First the Massachusetts regulations: The new rules ensure that the state’s Renewable Portfolio Standard rewards only biopower that reduces carbon emissions. These standards are the first in the world to set a performance requirement for biomass and are critical to reducing carbon emissions and protecting forests, both in Massachusetts and nationally. The Patrick administration should be applauded for its bold, science-based policies.
These standards are important because they distinguish between good biomass over bad. Study after study has shown that burning whole trees to produce electricity increases carbon pollution for many decades compared with fossil fuels including coal. On the other hand, electricity generation fueled by short-rotation crops, wood waste and reclaimed wood, and timber harvest residues (tops and branches) can reduce carbon emissions and represents an appropriate alternative fuel source.
The regulations are grounded in this science; different forms biomass fuels have different climate impacts and are treated differently. The new rules require that biomass plants rely predominantly on “timber harvest residues” rather than whole trees and demonstrate emissions reductions of at least 50 percent over 20 years as compared to natural gas.
The Massachusetts model mirrors the findings of an expert panel that is advising the EPA on carbon accounting for biomass energy. Last summer, EPA convened an 18-member panel of scientific experts (Biogenic Carbon Emissions Panel) to provide advice on rules for assessing the climate impacts of bioenergy combustion within the constraints of the Clean Air Act. Earlier this month, that science panel released its long-awaited report. The report confirms that not all biomass is created equal: all except one member of the science panel flatly rejects the flawed assumption that all biomass is carbon neutral.
It’s also critical that we protect our forests, and the regulations get it right here too. While timber harvest operations are allowed to generate residues (tops and branches) dedicated for biomass burning, a portion of these residues must be retained in the forests to replenish soil nutrients and provide wildlife habitat. The rules also include measures to protect old growth forests, critical habitats, and sensitive soils.
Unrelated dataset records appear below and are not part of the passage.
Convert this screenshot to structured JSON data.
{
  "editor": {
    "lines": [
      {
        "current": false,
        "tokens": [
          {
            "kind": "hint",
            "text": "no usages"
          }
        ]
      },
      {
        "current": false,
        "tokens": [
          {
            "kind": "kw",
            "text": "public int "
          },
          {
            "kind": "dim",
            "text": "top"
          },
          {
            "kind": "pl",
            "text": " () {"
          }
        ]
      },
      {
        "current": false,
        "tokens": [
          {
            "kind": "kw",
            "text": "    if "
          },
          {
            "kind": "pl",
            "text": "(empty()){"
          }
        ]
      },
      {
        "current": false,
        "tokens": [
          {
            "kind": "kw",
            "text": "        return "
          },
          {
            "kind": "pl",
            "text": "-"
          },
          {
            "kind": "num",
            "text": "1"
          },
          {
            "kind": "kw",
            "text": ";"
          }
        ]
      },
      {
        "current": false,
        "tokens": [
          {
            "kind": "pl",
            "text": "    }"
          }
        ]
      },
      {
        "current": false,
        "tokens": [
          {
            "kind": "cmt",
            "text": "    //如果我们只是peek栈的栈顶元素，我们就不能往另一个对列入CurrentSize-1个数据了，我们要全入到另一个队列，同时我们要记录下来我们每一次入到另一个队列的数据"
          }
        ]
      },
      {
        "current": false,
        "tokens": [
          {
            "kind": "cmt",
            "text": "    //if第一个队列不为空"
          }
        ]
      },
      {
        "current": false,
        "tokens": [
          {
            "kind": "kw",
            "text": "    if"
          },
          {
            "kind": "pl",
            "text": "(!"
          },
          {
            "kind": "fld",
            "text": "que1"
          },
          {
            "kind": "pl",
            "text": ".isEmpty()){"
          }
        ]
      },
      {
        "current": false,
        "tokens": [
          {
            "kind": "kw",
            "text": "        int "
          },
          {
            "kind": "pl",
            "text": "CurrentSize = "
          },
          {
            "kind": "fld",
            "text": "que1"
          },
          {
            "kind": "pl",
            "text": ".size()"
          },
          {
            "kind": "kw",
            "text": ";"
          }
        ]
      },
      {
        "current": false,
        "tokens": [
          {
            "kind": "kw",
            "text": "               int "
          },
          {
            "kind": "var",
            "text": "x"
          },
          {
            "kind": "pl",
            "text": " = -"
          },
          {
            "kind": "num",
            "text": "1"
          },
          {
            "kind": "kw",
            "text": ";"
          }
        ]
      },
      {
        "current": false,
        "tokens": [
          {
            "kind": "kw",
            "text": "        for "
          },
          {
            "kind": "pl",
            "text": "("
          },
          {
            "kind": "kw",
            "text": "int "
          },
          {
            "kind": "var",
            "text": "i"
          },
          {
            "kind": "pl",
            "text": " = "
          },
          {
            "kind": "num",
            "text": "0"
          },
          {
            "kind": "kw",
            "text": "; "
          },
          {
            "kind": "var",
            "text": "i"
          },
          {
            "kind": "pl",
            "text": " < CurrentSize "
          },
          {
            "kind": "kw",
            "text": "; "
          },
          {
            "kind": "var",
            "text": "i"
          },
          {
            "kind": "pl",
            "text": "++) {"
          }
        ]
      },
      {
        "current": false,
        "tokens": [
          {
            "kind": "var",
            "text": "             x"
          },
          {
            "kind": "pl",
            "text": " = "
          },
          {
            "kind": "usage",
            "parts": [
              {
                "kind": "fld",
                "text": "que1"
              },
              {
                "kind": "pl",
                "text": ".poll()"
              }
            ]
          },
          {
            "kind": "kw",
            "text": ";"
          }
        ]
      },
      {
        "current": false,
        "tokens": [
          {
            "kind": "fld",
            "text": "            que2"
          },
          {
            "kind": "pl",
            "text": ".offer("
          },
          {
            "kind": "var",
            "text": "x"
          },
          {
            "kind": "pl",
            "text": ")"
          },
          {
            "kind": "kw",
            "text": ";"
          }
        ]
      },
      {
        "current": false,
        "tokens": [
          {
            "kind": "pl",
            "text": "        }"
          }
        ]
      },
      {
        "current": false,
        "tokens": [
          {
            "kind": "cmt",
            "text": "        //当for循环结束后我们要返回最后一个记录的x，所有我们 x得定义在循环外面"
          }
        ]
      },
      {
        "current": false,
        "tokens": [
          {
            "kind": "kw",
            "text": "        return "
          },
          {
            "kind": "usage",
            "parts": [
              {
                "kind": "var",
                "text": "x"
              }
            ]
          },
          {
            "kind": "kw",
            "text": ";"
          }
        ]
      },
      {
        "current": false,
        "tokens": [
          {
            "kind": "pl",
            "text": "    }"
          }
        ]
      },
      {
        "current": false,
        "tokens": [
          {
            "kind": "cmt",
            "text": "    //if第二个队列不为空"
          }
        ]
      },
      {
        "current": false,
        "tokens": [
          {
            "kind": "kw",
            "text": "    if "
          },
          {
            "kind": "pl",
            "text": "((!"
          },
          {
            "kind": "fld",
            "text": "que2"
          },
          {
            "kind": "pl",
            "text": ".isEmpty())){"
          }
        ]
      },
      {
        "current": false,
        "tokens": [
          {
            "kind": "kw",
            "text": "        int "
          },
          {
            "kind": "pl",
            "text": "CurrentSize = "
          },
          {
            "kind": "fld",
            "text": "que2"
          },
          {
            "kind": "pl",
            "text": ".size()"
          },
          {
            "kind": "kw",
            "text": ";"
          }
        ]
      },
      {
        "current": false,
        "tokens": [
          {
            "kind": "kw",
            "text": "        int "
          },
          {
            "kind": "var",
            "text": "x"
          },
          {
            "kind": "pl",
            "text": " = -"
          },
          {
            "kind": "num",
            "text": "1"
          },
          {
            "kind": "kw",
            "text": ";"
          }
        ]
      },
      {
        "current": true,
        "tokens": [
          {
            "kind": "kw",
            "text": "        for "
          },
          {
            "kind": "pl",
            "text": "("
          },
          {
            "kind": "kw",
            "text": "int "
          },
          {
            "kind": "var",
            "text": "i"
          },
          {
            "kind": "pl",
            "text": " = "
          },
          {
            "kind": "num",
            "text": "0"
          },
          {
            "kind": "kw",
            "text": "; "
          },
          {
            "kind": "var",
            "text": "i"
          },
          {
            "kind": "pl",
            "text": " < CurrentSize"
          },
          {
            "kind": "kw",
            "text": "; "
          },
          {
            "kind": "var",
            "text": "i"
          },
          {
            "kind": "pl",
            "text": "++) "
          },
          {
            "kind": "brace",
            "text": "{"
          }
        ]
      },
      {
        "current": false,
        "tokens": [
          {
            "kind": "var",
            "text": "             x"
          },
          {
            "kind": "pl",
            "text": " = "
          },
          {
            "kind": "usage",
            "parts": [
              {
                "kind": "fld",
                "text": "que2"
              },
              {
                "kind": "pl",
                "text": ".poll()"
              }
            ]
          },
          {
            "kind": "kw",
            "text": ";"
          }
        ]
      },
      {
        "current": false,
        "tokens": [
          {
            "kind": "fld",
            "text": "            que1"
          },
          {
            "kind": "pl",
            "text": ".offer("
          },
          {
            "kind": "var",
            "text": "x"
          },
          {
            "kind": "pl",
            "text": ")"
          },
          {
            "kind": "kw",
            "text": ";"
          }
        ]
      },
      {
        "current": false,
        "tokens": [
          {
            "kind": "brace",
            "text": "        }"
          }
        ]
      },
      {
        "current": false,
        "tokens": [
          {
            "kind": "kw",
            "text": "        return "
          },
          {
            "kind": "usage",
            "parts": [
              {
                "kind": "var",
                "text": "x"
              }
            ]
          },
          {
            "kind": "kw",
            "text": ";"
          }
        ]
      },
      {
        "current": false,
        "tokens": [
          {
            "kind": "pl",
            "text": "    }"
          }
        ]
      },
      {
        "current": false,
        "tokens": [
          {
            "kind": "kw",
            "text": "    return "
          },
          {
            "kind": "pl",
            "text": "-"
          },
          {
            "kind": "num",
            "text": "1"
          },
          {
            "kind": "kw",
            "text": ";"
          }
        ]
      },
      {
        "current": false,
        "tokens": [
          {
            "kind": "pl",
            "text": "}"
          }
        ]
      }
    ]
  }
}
These developments are pivotal in challenging the misguided assumption that biomass energy is categorically carbon neutral and renewable. This misconception is embedded in many existing renewable energy policies that promote biomass fuels uniformly for electricity production. The Massachusetts regulations and the SAB report are a vitally important to drive sound policy reforms with utilities, states and with the EPA – all of whom play a critical role in getting biomass right.